Your task:
Pictures aside, write out every record exactly as it appears.

Data supplied:

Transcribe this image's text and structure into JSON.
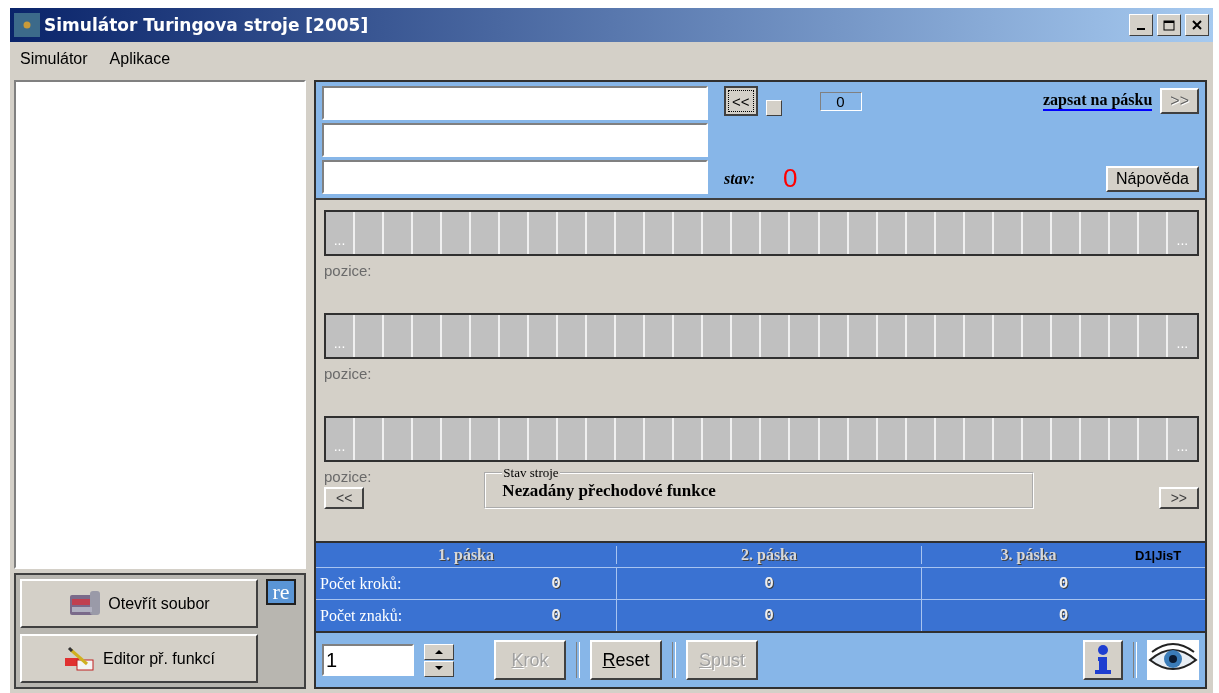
{
  "window": {
    "title": "Simulátor Turingova stroje [2005]"
  },
  "menu": [
    "Simulátor",
    "Aplikace"
  ],
  "sidebar": {
    "buttons": [
      {
        "label": "Otevřít soubor",
        "kind": "open"
      },
      {
        "label": "Editor př. funkcí",
        "kind": "editor"
      }
    ],
    "badge": "re"
  },
  "controls": {
    "back_button": "<<",
    "counter": "0",
    "write_link": "zapsat na pásku",
    "forward_button": ">>",
    "state_label": "stav:",
    "state_value": "0",
    "help_button": "Nápověda"
  },
  "tapes": [
    {
      "start": "...",
      "end": "...",
      "position_label": "pozice:"
    },
    {
      "start": "...",
      "end": "...",
      "position_label": "pozice:"
    },
    {
      "start": "...",
      "end": "...",
      "position_label": "pozice:"
    }
  ],
  "navigation": {
    "prev": "<<",
    "next": ">>"
  },
  "machine_state": {
    "legend": "Stav stroje",
    "message": "Nezadány přechodové funkce"
  },
  "stats": {
    "columns": [
      "1. páska",
      "2. páska",
      "3. páska"
    ],
    "tag": "D1|JisT",
    "rows": [
      {
        "label": "Počet kroků:",
        "values": [
          "0",
          "0",
          "0"
        ]
      },
      {
        "label": "Počet znaků:",
        "values": [
          "0",
          "0",
          "0"
        ]
      }
    ]
  },
  "toolbar": {
    "steps": "1",
    "buttons": [
      {
        "label": "Krok",
        "disabled": true
      },
      {
        "label": "Reset",
        "disabled": false
      },
      {
        "label": "Spust",
        "disabled": true
      }
    ]
  }
}
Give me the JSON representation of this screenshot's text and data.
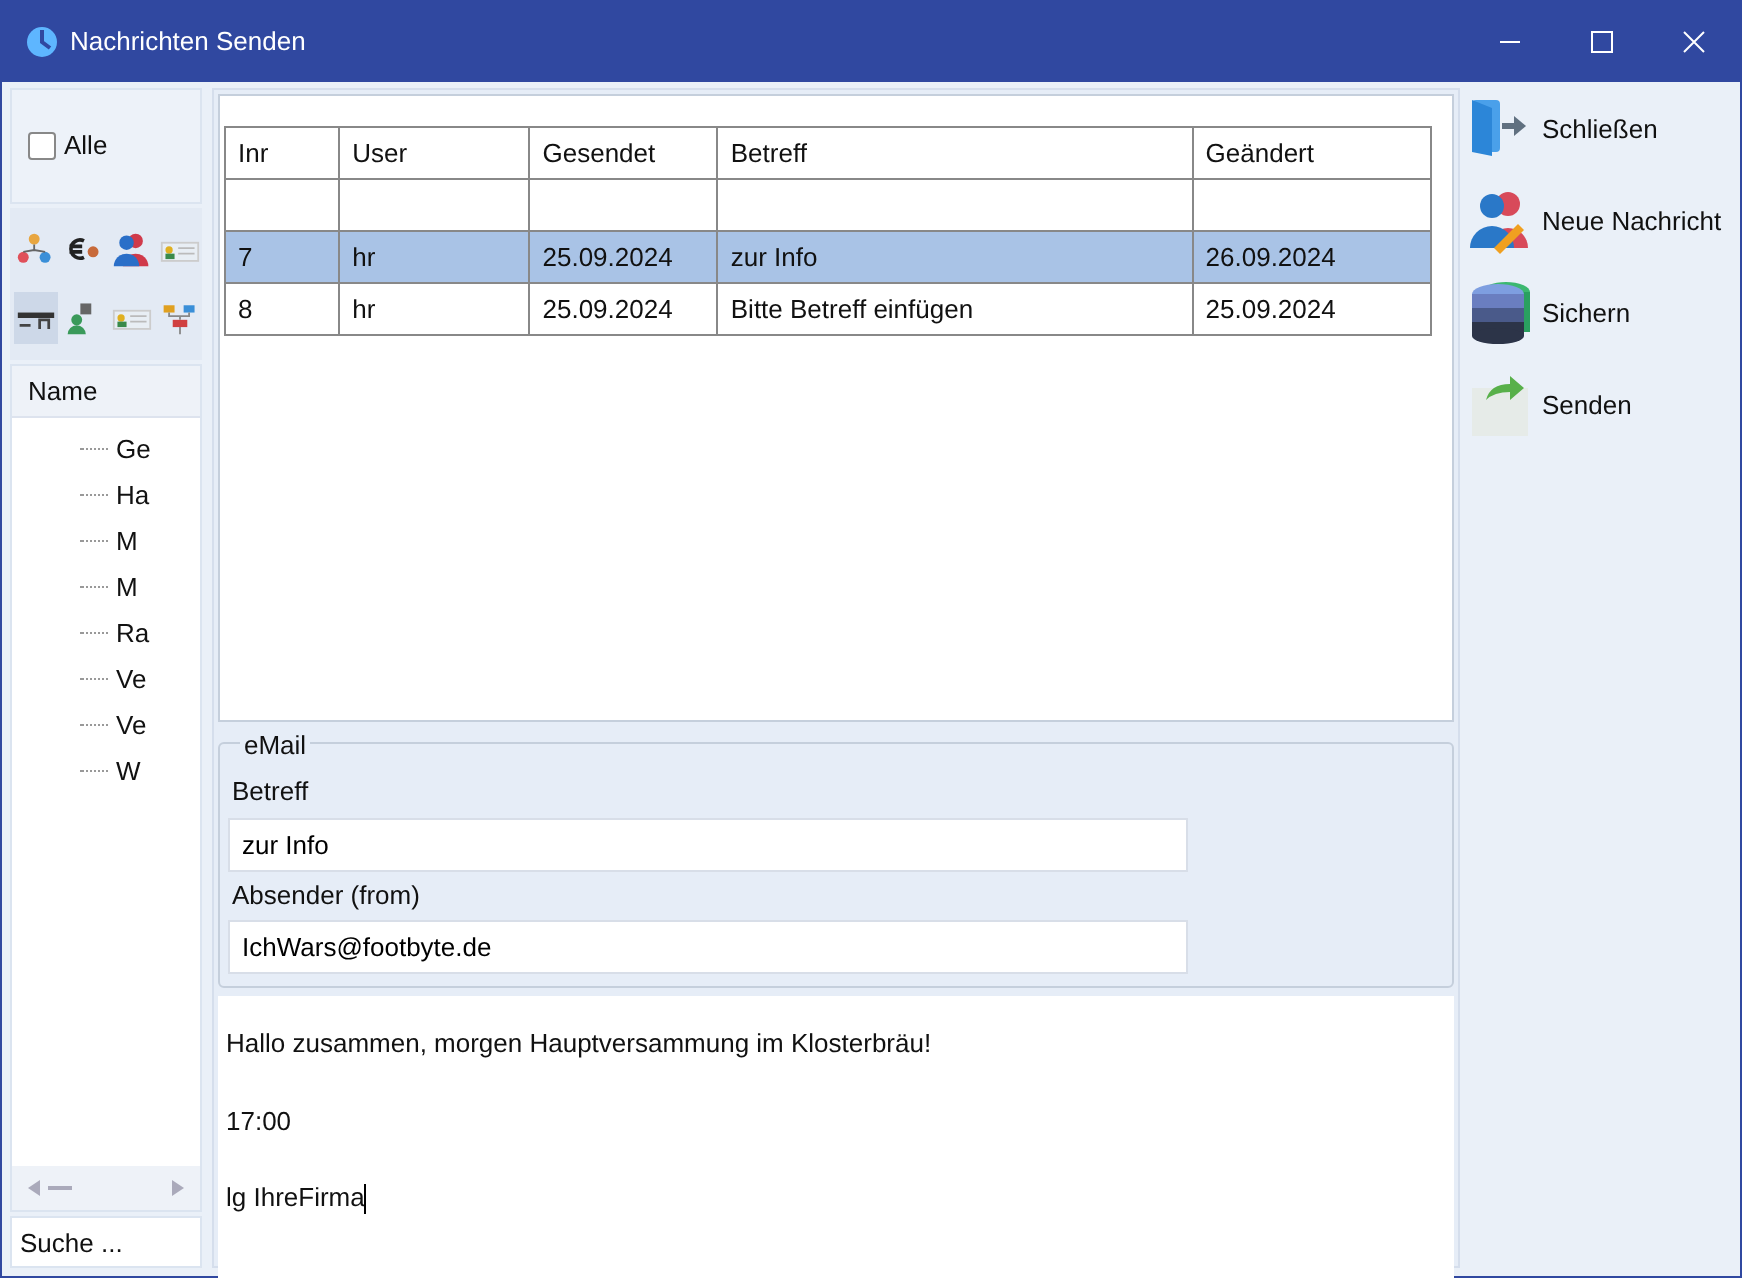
{
  "window": {
    "title": "Nachrichten Senden"
  },
  "sidebar": {
    "select_all": {
      "label": "Alle",
      "checked": false
    },
    "toolbar": [
      {
        "kind": "network",
        "selected": false
      },
      {
        "kind": "euro",
        "selected": false
      },
      {
        "kind": "people",
        "selected": false
      },
      {
        "kind": "card",
        "selected": false
      },
      {
        "kind": "bar",
        "selected": true
      },
      {
        "kind": "person",
        "selected": false
      },
      {
        "kind": "card",
        "selected": false
      },
      {
        "kind": "chart",
        "selected": false
      }
    ],
    "column": "Name",
    "items": [
      {
        "label": "Ge"
      },
      {
        "label": "Ha"
      },
      {
        "label": "M"
      },
      {
        "label": "M"
      },
      {
        "label": "Ra"
      },
      {
        "label": "Ve"
      },
      {
        "label": "Ve"
      },
      {
        "label": "W"
      }
    ],
    "search": {
      "placeholder": "Suche ..."
    }
  },
  "table": {
    "columns": [
      "Inr",
      "User",
      "Gesendet",
      "Betreff",
      "Geändert"
    ],
    "rows": [
      {
        "kind": "blank",
        "selected": false
      },
      {
        "kind": "data",
        "cells": [
          "7",
          "hr",
          "25.09.2024",
          "zur Info",
          "26.09.2024"
        ],
        "selected": true
      },
      {
        "kind": "data",
        "cells": [
          "8",
          "hr",
          "25.09.2024",
          "Bitte Betreff einfügen",
          "25.09.2024"
        ],
        "selected": false
      }
    ]
  },
  "email": {
    "legend": "eMail",
    "fields": [
      {
        "label": "Betreff",
        "value": "zur Info"
      },
      {
        "label": "Absender (from)",
        "value": "IchWars@footbyte.de"
      }
    ]
  },
  "message": {
    "lines": [
      "Hallo zusammen, morgen Hauptversammung im Klosterbräu!",
      "17:00",
      "lg IhreFirma"
    ]
  },
  "actions": [
    {
      "kind": "close",
      "label": "Schließen"
    },
    {
      "kind": "new",
      "label": "Neue Nachricht"
    },
    {
      "kind": "save",
      "label": "Sichern"
    },
    {
      "kind": "send",
      "label": "Senden"
    }
  ]
}
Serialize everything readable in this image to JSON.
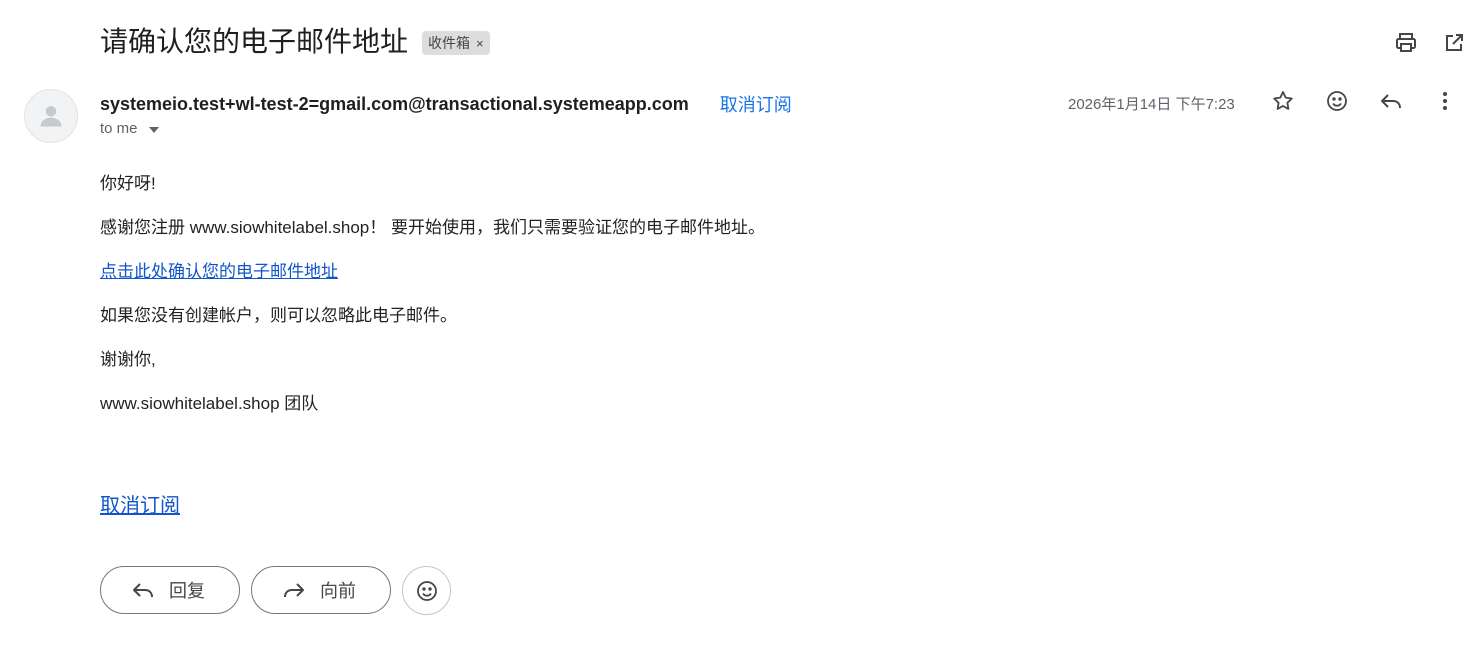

Solution for this problem:
Transcribe this image's text and structure into JSON.
{
  "window": {
    "title": "Simulátor Turingova stroje [2005]"
  },
  "menu": [
    "Simulátor",
    "Aplikace"
  ],
  "sidebar": {
    "buttons": [
      {
        "label": "Otevřít soubor",
        "kind": "open"
      },
      {
        "label": "Editor př. funkcí",
        "kind": "editor"
      }
    ],
    "badge": "re"
  },
  "controls": {
    "back_button": "<<",
    "counter": "0",
    "write_link": "zapsat na pásku",
    "forward_button": ">>",
    "state_label": "stav:",
    "state_value": "0",
    "help_button": "Nápověda"
  },
  "tapes": [
    {
      "start": "...",
      "end": "...",
      "position_label": "pozice:"
    },
    {
      "start": "...",
      "end": "...",
      "position_label": "pozice:"
    },
    {
      "start": "...",
      "end": "...",
      "position_label": "pozice:"
    }
  ],
  "navigation": {
    "prev": "<<",
    "next": ">>"
  },
  "machine_state": {
    "legend": "Stav stroje",
    "message": "Nezadány přechodové funkce"
  },
  "stats": {
    "columns": [
      "1. páska",
      "2. páska",
      "3. páska"
    ],
    "tag": "D1|JisT",
    "rows": [
      {
        "label": "Počet kroků:",
        "values": [
          "0",
          "0",
          "0"
        ]
      },
      {
        "label": "Počet znaků:",
        "values": [
          "0",
          "0",
          "0"
        ]
      }
    ]
  },
  "toolbar": {
    "steps": "1",
    "buttons": [
      {
        "label": "Krok",
        "disabled": true
      },
      {
        "label": "Reset",
        "disabled": false
      },
      {
        "label": "Spust",
        "disabled": true
      }
    ]
  }
}
Give me the JSON representation of this screenshot's text and data.
{
  "window": {
    "title": "Nachrichten Senden"
  },
  "sidebar": {
    "select_all": {
      "label": "Alle",
      "checked": false
    },
    "toolbar": [
      {
        "kind": "network",
        "selected": false
      },
      {
        "kind": "euro",
        "selected": false
      },
      {
        "kind": "people",
        "selected": false
      },
      {
        "kind": "card",
        "selected": false
      },
      {
        "kind": "bar",
        "selected": true
      },
      {
        "kind": "person",
        "selected": false
      },
      {
        "kind": "card",
        "selected": false
      },
      {
        "kind": "chart",
        "selected": false
      }
    ],
    "column": "Name",
    "items": [
      {
        "label": "Ge"
      },
      {
        "label": "Ha"
      },
      {
        "label": "M"
      },
      {
        "label": "M"
      },
      {
        "label": "Ra"
      },
      {
        "label": "Ve"
      },
      {
        "label": "Ve"
      },
      {
        "label": "W"
      }
    ],
    "search": {
      "placeholder": "Suche ..."
    }
  },
  "table": {
    "columns": [
      "Inr",
      "User",
      "Gesendet",
      "Betreff",
      "Geändert"
    ],
    "rows": [
      {
        "kind": "blank",
        "selected": false
      },
      {
        "kind": "data",
        "cells": [
          "7",
          "hr",
          "25.09.2024",
          "zur Info",
          "26.09.2024"
        ],
        "selected": true
      },
      {
        "kind": "data",
        "cells": [
          "8",
          "hr",
          "25.09.2024",
          "Bitte Betreff einfügen",
          "25.09.2024"
        ],
        "selected": false
      }
    ]
  },
  "email": {
    "legend": "eMail",
    "fields": [
      {
        "label": "Betreff",
        "value": "zur Info"
      },
      {
        "label": "Absender (from)",
        "value": "IchWars@footbyte.de"
      }
    ]
  },
  "message": {
    "lines": [
      "Hallo zusammen, morgen Hauptversammung im Klosterbräu!",
      "17:00",
      "lg IhreFirma"
    ]
  },
  "actions": [
    {
      "kind": "close",
      "label": "Schließen"
    },
    {
      "kind": "new",
      "label": "Neue Nachricht"
    },
    {
      "kind": "save",
      "label": "Sichern"
    },
    {
      "kind": "send",
      "label": "Senden"
    }
  ]
}
Serialize everything readable in this image to JSON.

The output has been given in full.